Architects: LARGE Architecture
Location: Tacoma, Wash
Contractor: JTM Construction
Engineer: Western Wood Structures
Project Year: 2012
Photographs: Courtesy of LARGE Architecture
From the architect. When entering the exhibit hall at the new LeMay Museum in Tacoma, Wash., visitors may find themselves gazing up at the ceiling as well as taking in the lines of gleaming classic cars. A soaring roof system made with curved glulam beams offers a striking sense of grandeur while simultaneously lending a warm, grounded aesthetic to the vast space. Nicknamed “America’s Car Museum,” the 165,000-square-foot facility was created to celebrate America’s love affair with the automobile. Across its 4-story, 9-acre campus, the museum will house up to 350 cars, trucks, and motorcycles from private owners, corporations, and the expansive Harold LeMay collection, from a 1906 Cadillac Model M to a 1965 Lotus racecar to a 1983 DeLorean DMC 12. Rotating exhibits, such as a collection of glass hood ornaments, also will be showcased.

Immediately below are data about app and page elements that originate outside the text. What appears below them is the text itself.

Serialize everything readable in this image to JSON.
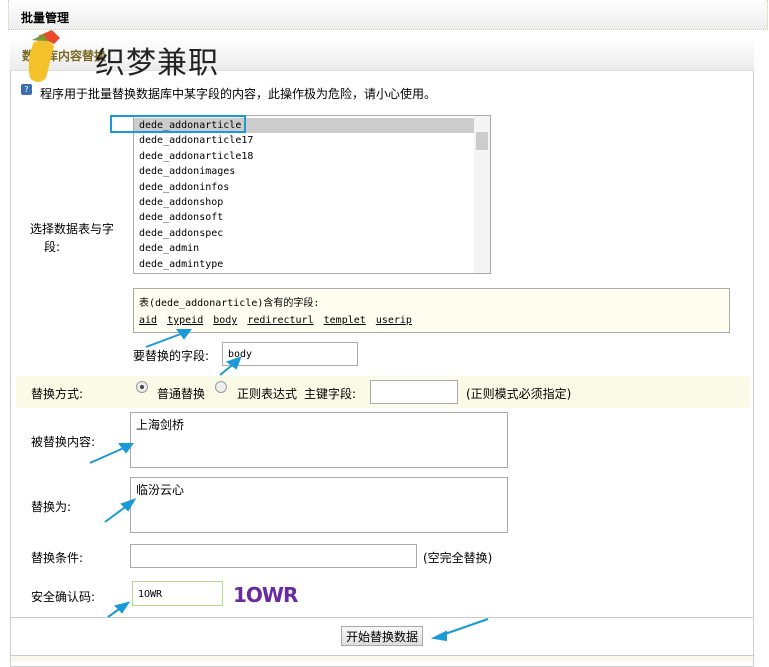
{
  "header": {
    "title": "批量管理"
  },
  "section": {
    "title": "数据库内容替换",
    "watermark": "织梦兼职"
  },
  "description": "程序用于批量替换数据库中某字段的内容，此操作极为危险，请小心使用。",
  "table_select": {
    "label": "选择数据表与字段:",
    "options": [
      "dede_addonarticle",
      "dede_addonarticle17",
      "dede_addonarticle18",
      "dede_addonimages",
      "dede_addoninfos",
      "dede_addonshop",
      "dede_addonsoft",
      "dede_addonspec",
      "dede_admin",
      "dede_admintype"
    ],
    "selected": "dede_addonarticle"
  },
  "fields": {
    "heading": "表(dede_addonarticle)含有的字段:",
    "items": [
      "aid",
      "typeid",
      "body",
      "redirecturl",
      "templet",
      "userip"
    ]
  },
  "field_input": {
    "label": "要替换的字段:",
    "value": "body"
  },
  "method": {
    "label": "替换方式:",
    "normal": "普通替换",
    "regex": "正则表达式",
    "key_label": "主键字段:",
    "key_value": "",
    "hint": "(正则模式必须指定)",
    "selected": "normal"
  },
  "find": {
    "label": "被替换内容:",
    "value": "上海剑桥"
  },
  "replace": {
    "label": "替换为:",
    "value": "临汾云心"
  },
  "condition": {
    "label": "替换条件:",
    "value": "",
    "hint": "(空完全替换)"
  },
  "captcha": {
    "label": "安全确认码:",
    "value": "1OWR",
    "image_text": "1OWR"
  },
  "submit": "开始替换数据",
  "colors": {
    "highlight_row": "#fbfae6",
    "annotation": "#1a9ad6"
  }
}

Along with displaying some of the world’s most awe-inspiring vehicles, the museum will also serve as a gathering place for car enthusiasts, with meeting spaces, a membership club, a show field and a planned educational center. The museum’s main hall is essentially a long exhibit floor, almost warehouse-like, but aesthetically enhanced with its wood structure and thoughtful display details. Engineered by Western Wood Structures, the curved roof system was created with 19 glulam frames with 5-1/8-inch glulam purlins spaced 4 feet on center as secondary framing. The glulam beams, crafted by American Laminators, measure 8-¾ inches by 52-½ inches and arc 104 feet over the displays below. Because the roof curves in two directions, each of the 757 roof purlins is unique, with varying compound miter cuts and varying lengths; each purlin hanger has a different skew and slope. One-and-one-eighth-inch fully sanded plywood sheathing from Swanson Group Mfg. LLC covers the roof, with ½-inch and 5/8-inch sheets used around corners to meet the 1-1/8-inch thickness requirement while bending around the 17-foot radius of curvature.
Waterproof rigid insulation and a metal roof complete the structure. The arch design—one of the largest wood moment frames in the world—has a 1-hour fire-resistive rating and follows the “Special Requirements for Seismic Design of Structural Glued Laminated Timber Arch Members and Their Connections in Three-Hinged Arch Systems” from the 2009 National Earthquake Hazards Reduction Program provisions. The provisions are intended to produce ductility in the arch systems by allowing the steel connections to yield plastically during a seismic event and prevent glulam members from failing in a brittle fashion. At the south end of the structure, the roof system cantilevers over the last glulam arch, supporting the curved fascia and creating a covered outdoor gathering space. The decision to use glulam beams wasn’t purely aesthetic, as it also was one of several features that allowed some of the cost savings necessary to meet a tight budget, says Alan Grant, co-director of Grant Price Architects in Los Angeles.
Grant says that construction of the LeMay museum cost about $104 psf whereas typical museums can range from $400 to $800 psf. From the outside, the effect of the curved, metal-topped roof is gleaming and streamlined—much like the aerodynamic surfaces of an automobile. The architects took great care to ensure the modern form and size still respected Tacoma’s largely historic architecture, standing out from the surrounding buildings, including the adjacent Tacoma Dome, without overpowering them. Inside, Grant remained conscious of the structure’s primary function—showcasing shiny automobiles—when considering materials. Flooring, for example, is dark stained concrete, much like the roadways automakers consider when designing a car’s shell for optimal visual effect.
Grant also paid close attention to lighting selection, noting how spot or strip fixtures at auto shows often leave bright spots and glare in photographs. The solution turned out to be simple and inexpensive: hanging fixtures that disperse 40 percent of the light up and 60 percent down, with a glowing fuse across the front, creating a strong, bright light that sets the space aglow. The grand opening of the LeMay Museum June 2 capped off nearly a decade of effort by its founders, benefactors and construction teams. The resulting space is not only one to be aesthetically and structurally admired, but one that succeeds in providing a place for car lovers to witness history, share passions and preserve an American legacy.